Cervical Posterior Foraminotomy
What is Cervical Posterior Foraminotomy?
Cervical posterior foraminotomy is a surgical procedure performed to treat foraminal stenosis, a condition in which the openings for nerve roots to exit the spinal canal have become too small, resulting in painful nerve compression. These openings, called foramen, may have gradually become clogged by herniated discs, calcified ligaments or joints, or bone spurs. Whatever the cause, once the foramen are narrowed, the pressure of bone against the cervical nerves may cause pain, numbness, weakness or tingling sensations.
Some patients with foraminal stenosis can be effectively treated with anti-inflammatory medications, corticosteroid shots, physical therapy exercises or a neck brace to immobilize the spine. When the condition does not respond to these conservative treatments, however, surgery may be required. The cervical posterior foraminotomy will eliminate the compression on the affected spinal nerve, providing relief from painful symptoms. As its name suggests, a cervical posterior foraminotomy is performed on the spine in the neck area with the surgeon making an approach through the upper back.
Am I a Candidate for a Cervical Foraminotomy?
When a patient has foraminal stenosis, narrowing of the openings for the nerve roots to exit the spinal canal, Dr. Girardi exhausts conservative treatment options prior to moving to surgery. In these cases, patients can often be effectively treated with anti-inflammatory medications, corticosteroid injections, physical therapy, or by using a neck brace to immobilize the spine.
There are cases when early surgery is recommended, however. If the nerve compression is severe and causing extreme weakness in the arm, early surgery may be necessary. The same is true if the arm pain is so severe that it isn’t responding to available pain medication.
When a herniated disc is the cause of the compression, a cervical foraminotomy may not be the best operation. Instead a microdiscectomy is a better procedure. When the focus is on removing part of the bone to provide more room for the nerve root, a foraminotomy is called for. But there can be overlap between the procedures when it comes to dealing with a protruding cervical disc. Surgery usually becomes a viable option when conservative treatments have not made improvements after six weeks.
Non-Surgical Treatment Options
While cervical foraminotomy is a successful procedure in the majority of cases, most patients can get better without surgery. These are conservative treatments that will be tried first:
- Analgesia with NSAIDs
- Analgesia with other medications
- Perineural steroid and local anesthetic injections
The Cervical Foraminotomy Procedure
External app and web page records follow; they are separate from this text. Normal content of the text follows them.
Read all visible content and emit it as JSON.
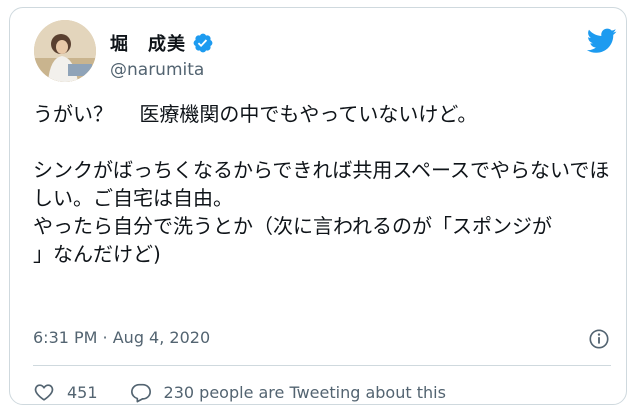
{
  "author": {
    "name": "堀　成美",
    "handle": "@narumita"
  },
  "tweet": {
    "text": "うがい？　 医療機関の中でもやっていないけど。\n\nシンクがばっちくなるからできれば共用スペースでやらないでほしい。ご自宅は自由。\nやったら自分で洗うとか（次に言われるのが「スポンジが\n」なんだけど)",
    "timestamp": "6:31 PM · Aug 4, 2020"
  },
  "actions": {
    "likes": "451",
    "conversation": "230 people are Tweeting about this"
  },
  "icons": {
    "verified": "verified-badge-icon",
    "logo": "twitter-bird-icon",
    "info": "info-icon",
    "like": "heart-icon",
    "reply": "reply-bubble-icon"
  },
  "colors": {
    "brand": "#1d9bf0",
    "text": "#0f1419",
    "secondary": "#536471"
  }
}
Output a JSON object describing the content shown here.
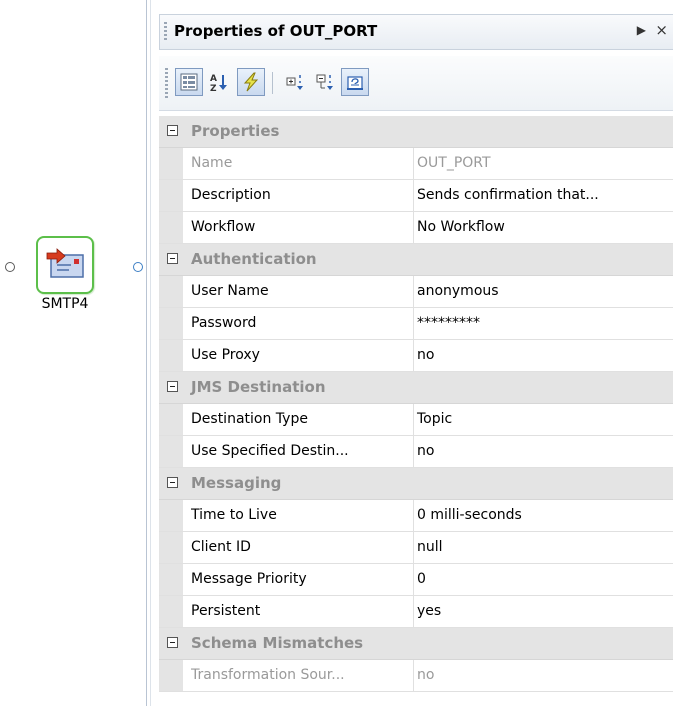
{
  "canvas": {
    "node": {
      "label": "SMTP4",
      "icon": "mail-send-icon",
      "border_color": "#5cbf4a"
    }
  },
  "panel": {
    "title": "Properties of OUT_PORT",
    "pin_glyph": "▶",
    "close_glyph": "×",
    "toolbar": [
      {
        "name": "categorized-view-icon",
        "active": true
      },
      {
        "name": "sort-alphabetical-icon",
        "active": false
      },
      {
        "name": "lightning-icon",
        "active": true
      },
      {
        "name": "expand-all-icon",
        "active": false
      },
      {
        "name": "collapse-all-icon",
        "active": false
      },
      {
        "name": "property-pages-icon",
        "active": true
      }
    ],
    "categories": {
      "properties": "Properties",
      "authentication": "Authentication",
      "jms": "JMS Destination",
      "messaging": "Messaging",
      "schema": "Schema Mismatches"
    },
    "rows": {
      "name": {
        "label": "Name",
        "value": "OUT_PORT"
      },
      "description": {
        "label": "Description",
        "value": "Sends confirmation that..."
      },
      "workflow": {
        "label": "Workflow",
        "value": "No Workflow"
      },
      "username": {
        "label": "User Name",
        "value": "anonymous"
      },
      "password": {
        "label": "Password",
        "value": "*********"
      },
      "useproxy": {
        "label": "Use Proxy",
        "value": "no"
      },
      "desttype": {
        "label": "Destination Type",
        "value": "Topic"
      },
      "usespec": {
        "label": "Use Specified Destin...",
        "value": "no"
      },
      "ttl": {
        "label": "Time to Live",
        "value": "0 milli-seconds"
      },
      "clientid": {
        "label": "Client ID",
        "value": "null"
      },
      "priority": {
        "label": "Message Priority",
        "value": "0"
      },
      "persistent": {
        "label": "Persistent",
        "value": "yes"
      },
      "transform": {
        "label": "Transformation Sour...",
        "value": "no"
      }
    }
  }
}
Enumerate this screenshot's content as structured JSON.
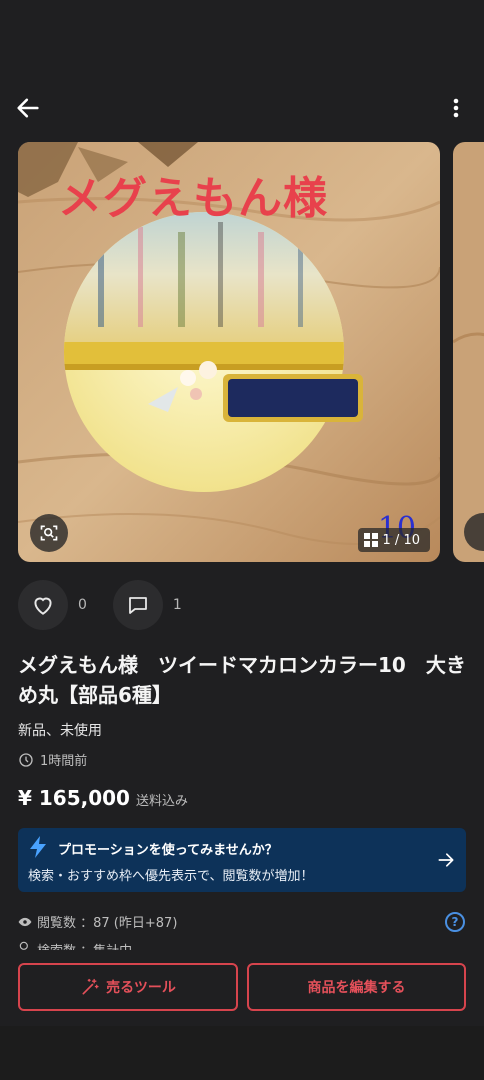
{
  "header": {
    "back_icon": "arrow-left-icon",
    "menu_icon": "more-vertical-icon"
  },
  "gallery": {
    "overlay_text": "メグえもん様",
    "handwritten_number": "10",
    "counter": "1 / 10",
    "counter_icon": "grid-icon",
    "lens_icon": "image-search-icon"
  },
  "actions": {
    "like_count": "0",
    "comment_count": "1",
    "like_icon": "heart-icon",
    "comment_icon": "comment-icon"
  },
  "item": {
    "title": "メグえもん様　ツイードマカロンカラー10　大きめ丸【部品6種】",
    "condition": "新品、未使用",
    "posted": "1時間前",
    "price": "¥ 165,000",
    "shipping": "送料込み"
  },
  "promo": {
    "title": "プロモーションを使ってみませんか？",
    "subtitle": "検索・おすすめ枠へ優先表示で、閲覧数が増加！",
    "accent": "#0d3259"
  },
  "stats": {
    "views": "閲覧数 ：87 (昨日+87)",
    "searches": "検索数 ：集計中",
    "help": "?"
  },
  "buttons": {
    "tools_label": "売るツール",
    "edit_label": "商品を編集する",
    "accent": "#d6444d"
  }
}
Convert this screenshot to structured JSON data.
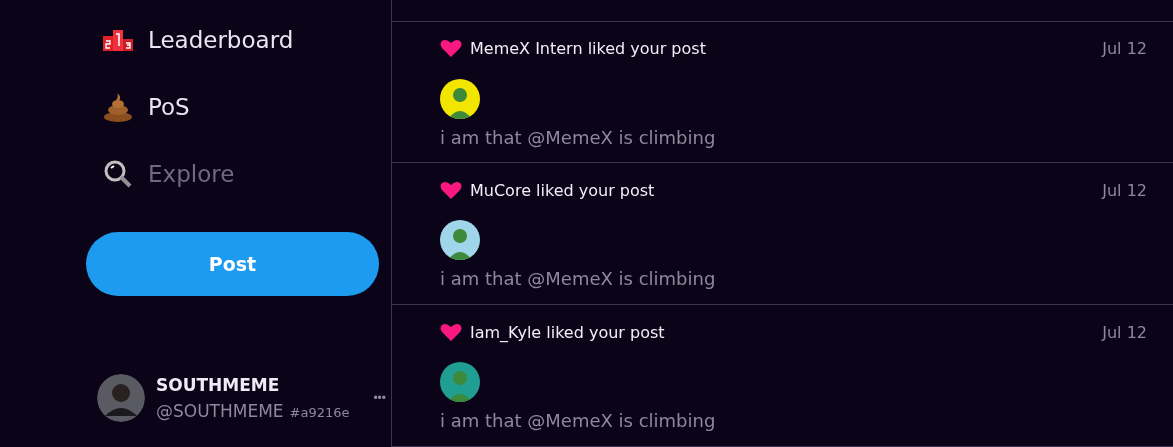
{
  "sidebar": {
    "nav_items": [
      {
        "label": "Leaderboard",
        "kind": "podium",
        "disabled": false
      },
      {
        "label": "PoS",
        "kind": "pile",
        "disabled": false
      },
      {
        "label": "Explore",
        "kind": "search",
        "disabled": true
      }
    ],
    "post_button": "Post",
    "account": {
      "name": "SOUTHMEME",
      "handle": "@SOUTHMEME",
      "tag": "#a9216e",
      "more": "•••"
    }
  },
  "notifications": [
    {
      "title": "MemeX Intern liked your post",
      "date": "Jul 12",
      "text": "i am that @MemeX is climbing"
    },
    {
      "title": "MuCore liked your post",
      "date": "Jul 12",
      "text": "i am that @MemeX is climbing"
    },
    {
      "title": "Iam_Kyle liked your post",
      "date": "Jul 12",
      "text": "i am that @MemeX is climbing"
    }
  ]
}
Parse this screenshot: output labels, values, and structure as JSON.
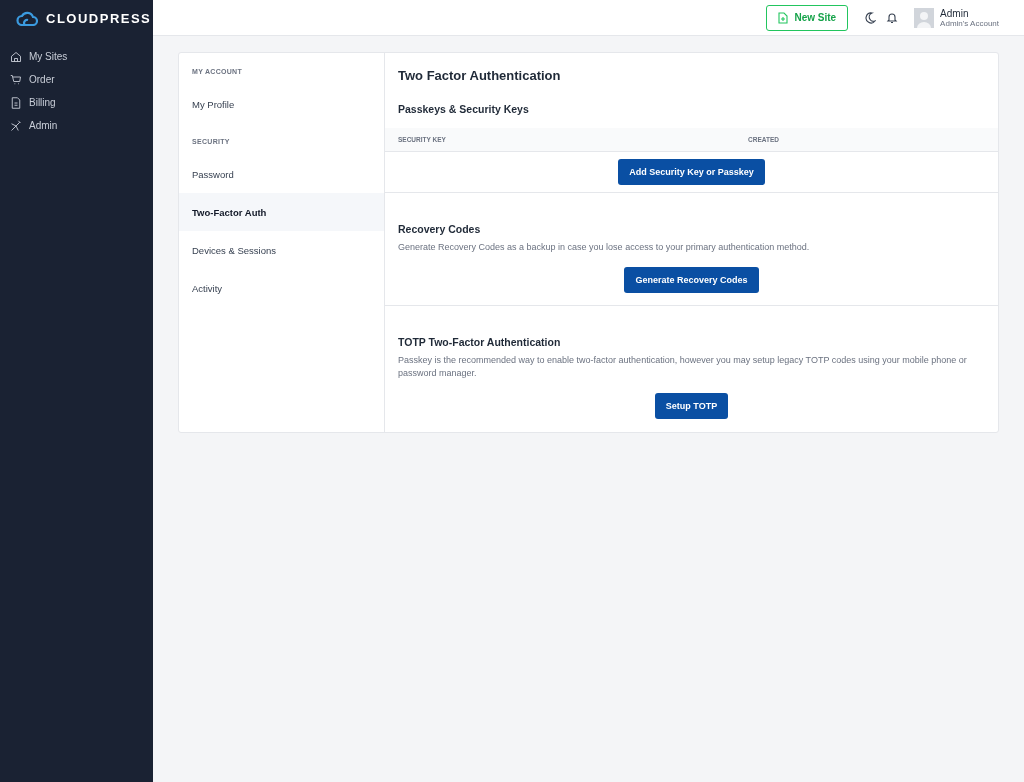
{
  "brand": {
    "name": "CLOUDPRESS"
  },
  "sidebar": {
    "items": [
      {
        "label": "My Sites"
      },
      {
        "label": "Order"
      },
      {
        "label": "Billing"
      },
      {
        "label": "Admin"
      }
    ]
  },
  "header": {
    "new_site_button": "New Site",
    "user": {
      "name": "Admin",
      "subtitle": "Admin's Account"
    }
  },
  "settings_nav": {
    "groups": [
      {
        "heading": "MY ACCOUNT",
        "items": [
          {
            "label": "My Profile",
            "selected": false
          }
        ]
      },
      {
        "heading": "SECURITY",
        "items": [
          {
            "label": "Password",
            "selected": false
          },
          {
            "label": "Two-Factor Auth",
            "selected": true
          },
          {
            "label": "Devices & Sessions",
            "selected": false
          },
          {
            "label": "Activity",
            "selected": false
          }
        ]
      }
    ]
  },
  "content": {
    "title": "Two Factor Authentication",
    "passkeys": {
      "heading": "Passkeys & Security Keys",
      "columns": [
        "SECURITY KEY",
        "CREATED"
      ],
      "button": "Add Security Key or Passkey"
    },
    "recovery": {
      "heading": "Recovery Codes",
      "description": "Generate Recovery Codes as a backup in case you lose access to your primary authentication method.",
      "button": "Generate Recovery Codes"
    },
    "totp": {
      "heading": "TOTP Two-Factor Authentication",
      "description": "Passkey is the recommended way to enable two-factor authentication, however you may setup legacy TOTP codes using your mobile phone or password manager.",
      "button": "Setup TOTP"
    }
  }
}
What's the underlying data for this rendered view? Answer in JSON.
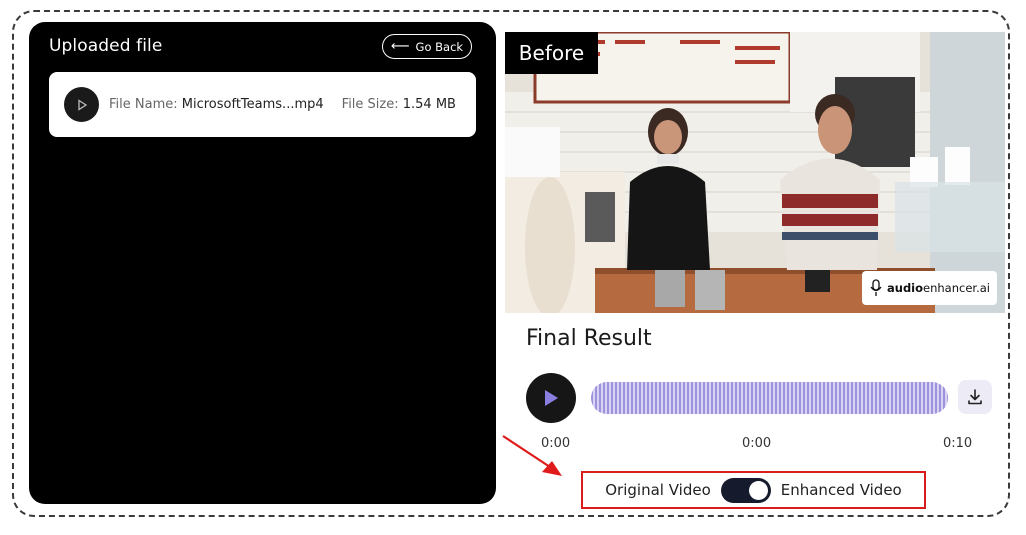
{
  "uploaded": {
    "title": "Uploaded file",
    "go_back": "Go Back",
    "file_name_label": "File Name:",
    "file_name": "MicrosoftTeams...mp4",
    "file_size_label": "File Size:",
    "file_size": "1.54 MB"
  },
  "video": {
    "badge": "Before",
    "watermark_bold": "audio",
    "watermark_rest": "enhancer.ai"
  },
  "result": {
    "title": "Final Result",
    "time_start": "0:00",
    "time_current": "0:00",
    "time_end": "0:10",
    "waveform_color": "#9d92dc"
  },
  "toggle": {
    "left_label": "Original Video",
    "right_label": "Enhanced Video",
    "state": "enhanced"
  },
  "colors": {
    "accent": "#8a7fe0",
    "highlight": "#d91c1c"
  }
}
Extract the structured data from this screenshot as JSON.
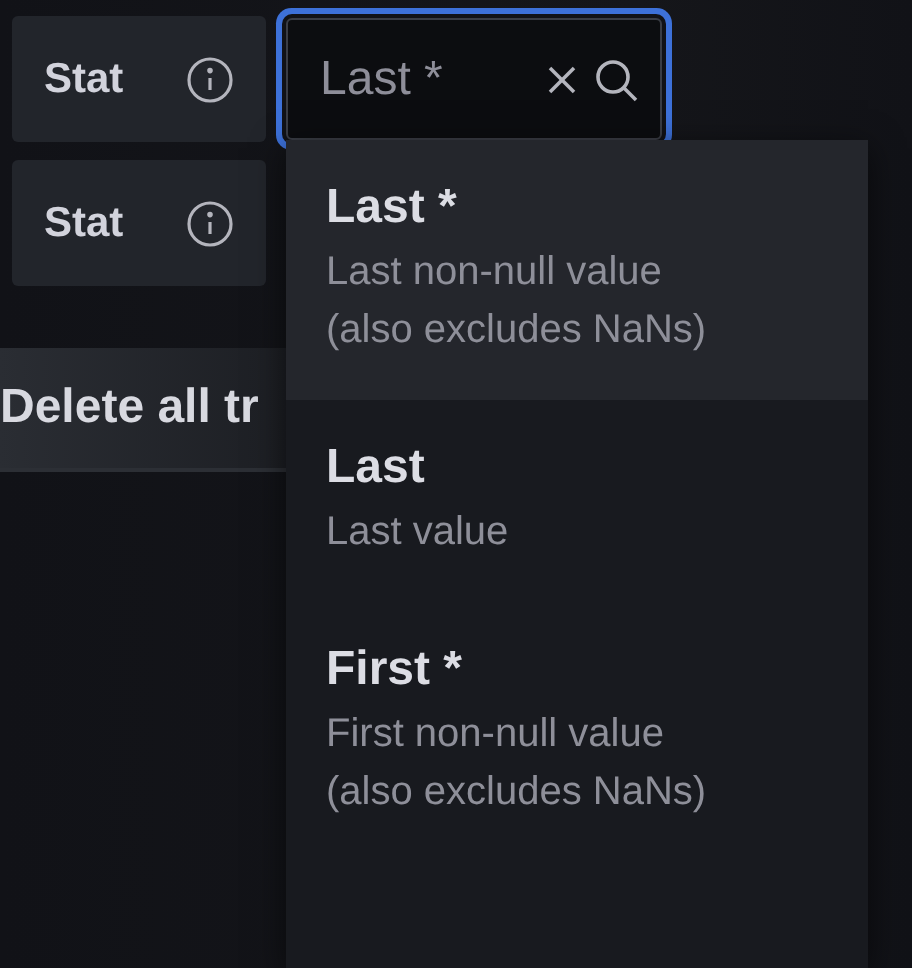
{
  "rows": [
    {
      "label": "Stat",
      "field": {
        "placeholder": "Last *",
        "focused": true
      }
    },
    {
      "label": "Stat"
    }
  ],
  "delete_button": {
    "label": "Delete all tr"
  },
  "dropdown": {
    "options": [
      {
        "title": "Last *",
        "description": "Last non-null value (also excludes NaNs)",
        "selected": true
      },
      {
        "title": "Last",
        "description": "Last value",
        "selected": false
      },
      {
        "title": "First *",
        "description": "First non-null value (also excludes NaNs)",
        "selected": false
      }
    ]
  }
}
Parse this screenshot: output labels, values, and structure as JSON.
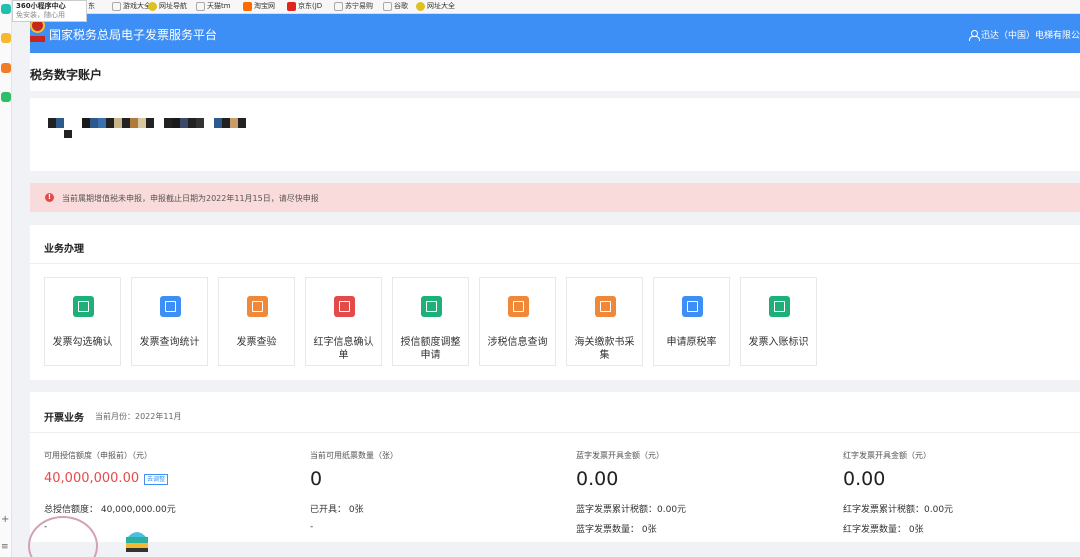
{
  "browser": {
    "tooltip_title": "360小程序中心",
    "tooltip_sub": "免安装，随心用",
    "bookmarks": [
      {
        "label": "东",
        "color": "#e8e8e8"
      },
      {
        "label": "游戏大全",
        "color": "#e8e8e8"
      },
      {
        "label": "网址导航",
        "color": "#e0c020"
      },
      {
        "label": "天猫tm",
        "color": "#e8e8e8"
      },
      {
        "label": "淘宝网",
        "color": "#ff6a00"
      },
      {
        "label": "京东(JD",
        "color": "#e1251b"
      },
      {
        "label": "苏宁易购",
        "color": "#e8e8e8"
      },
      {
        "label": "谷歌",
        "color": "#e8e8e8"
      },
      {
        "label": "网址大全",
        "color": "#e0c020"
      }
    ]
  },
  "header": {
    "title": "国家税务总局电子发票服务平台",
    "user": "迅达（中国）电梯有限公"
  },
  "page": {
    "title": "税务数字账户"
  },
  "alert": {
    "message": "当前属期增值税未申报，申报截止日期为2022年11月15日，请尽快申报"
  },
  "business": {
    "title": "业务办理",
    "tiles": [
      {
        "label": "发票勾选确认",
        "color": "#1fb07a",
        "icon": "ticket-icon"
      },
      {
        "label": "发票查询统计",
        "color": "#3e8ff5",
        "icon": "search-doc-icon"
      },
      {
        "label": "发票查验",
        "color": "#f0883a",
        "icon": "ticket-check-icon"
      },
      {
        "label": "红字信息确认单",
        "color": "#e34b4b",
        "icon": "red-doc-icon"
      },
      {
        "label": "授信额度调整申请",
        "color": "#1fb07a",
        "icon": "edit-doc-icon"
      },
      {
        "label": "涉税信息查询",
        "color": "#f0883a",
        "icon": "folder-search-icon"
      },
      {
        "label": "海关缴款书采集",
        "color": "#f0883a",
        "icon": "customs-icon"
      },
      {
        "label": "申请原税率",
        "color": "#3e8ff5",
        "icon": "apply-icon"
      },
      {
        "label": "发票入账标识",
        "color": "#1fb07a",
        "icon": "ledger-icon"
      }
    ]
  },
  "invoicing": {
    "title": "开票业务",
    "month": "当前月份：2022年11月",
    "stats": [
      {
        "label": "可用授信额度（申报前）（元）",
        "value": "40,000,000.00",
        "tag": "去调整",
        "sub1": "总授信额度：  40,000,000.00元",
        "sub2": "-"
      },
      {
        "label": "当前可用纸票数量（张）",
        "value": "0",
        "sub1": "已开具：  0张",
        "sub2": "-"
      },
      {
        "label": "蓝字发票开具金额（元）",
        "value": "0.00",
        "sub1": "蓝字发票累计税额：0.00元",
        "sub2": "蓝字发票数量：  0张"
      },
      {
        "label": "红字发票开具金额（元）",
        "value": "0.00",
        "sub1": "红字发票累计税额：0.00元",
        "sub2": "红字发票数量：  0张"
      }
    ]
  },
  "colors": {
    "header": "#3e8ff5",
    "alert_bg": "#fadbdb",
    "alert_icon": "#e34b4b",
    "credit_value": "#e34b4b"
  }
}
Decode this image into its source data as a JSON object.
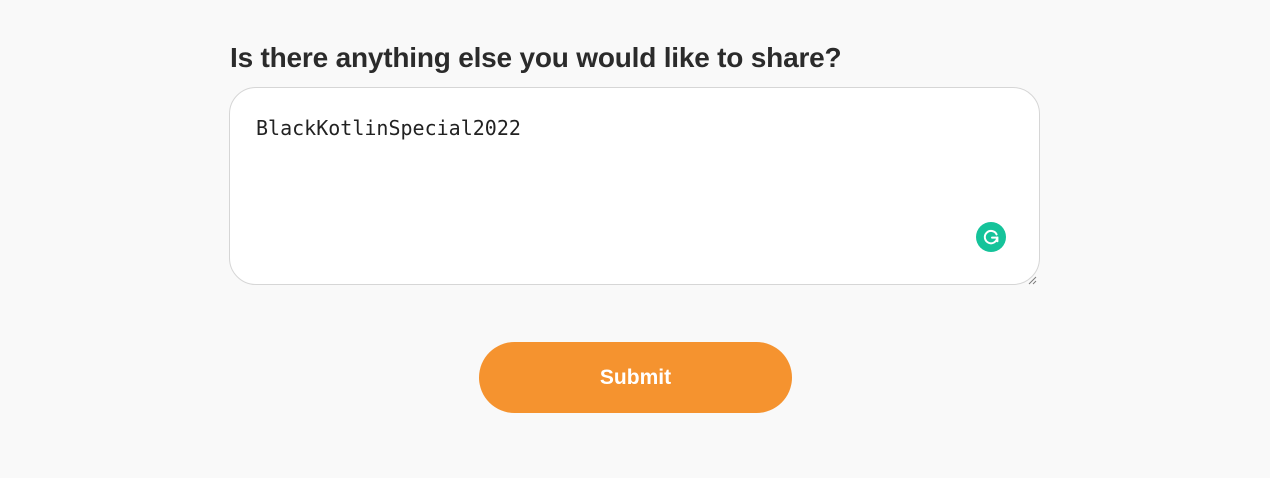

A cervical posterior foraminotomy is performed with the patient under general anesthesia. With the patient lying face down on the operating table, the surgeon makes an incision in the back of the neck. Muscles, ligaments and other tissues in the area are retracted to provide a view of the spine. The bone at the affected site is shaved down or cut back slightly to enlarge the size of the foramen and provide more room for the nerve roots to pass through.
The surgeon assesses the spine to see whether any other nearby structures are exerting pressure on the nerves. A portion of the lamina, the covering of the vertebrae, disc fragments, thickened tissue, or bone spurs are removed as necessary. For some patients, a spinal fusion is required to for greater stability. Once the procedure is completed, the surgeon repositions the muscles and other tissues and sutures the incision. A cervical posterior foraminotomy typically lasts for approximately 2 hours.
What type of anesthesia is used in a cervical foraminotomy?
Dr. Girardi performs minimally invasive cervical foraminotomy whenever possible. This allows this procedure to be done on an outpatient basis. Still, the patient needs to be under general anesthesia.
What happens after my surgery?Recovery from Cervical Foraminotomy
The procedure is usually performed on an outpatient basis, with the patient released from the hospital later the same day. The patient will have to wear a soft neck collar temporarily to restrict movement of the head and neck until healing has taken place. Typically, a regimen of physical therapy is prescribed to help the patient regain strength and flexibility in the cervical region. While some physical activities may be prohibited until healing is complete, most patients can return to work in about 4 weeks.
The likelihood of a good/excellent outcome for this procedure is from 85-90 percent. In roughly 10 percent of cases, the procedure doesn’t fully relieve the arm pain. Numbness from the compression is slow to fully resolve, and it may persist. If you’ve had arm weakness, it can take from 6-12 weeks to return to normal. The tingling/pins and needles feeling in your arm and hands usually resolves immediately with this surgery.
Risks of Cervical Foraminotomy
Complications are rare during a cervical posterior foraminotomy, but there are risks inherent to any type of surgical procedure. The risks associated with a cervical posterior foraminotomy include blood loss, infection, nerve damage, blood clots and an adverse reaction to anesthesia or medication. There is also some small risk that the pain from the stenosis will persist after surgery.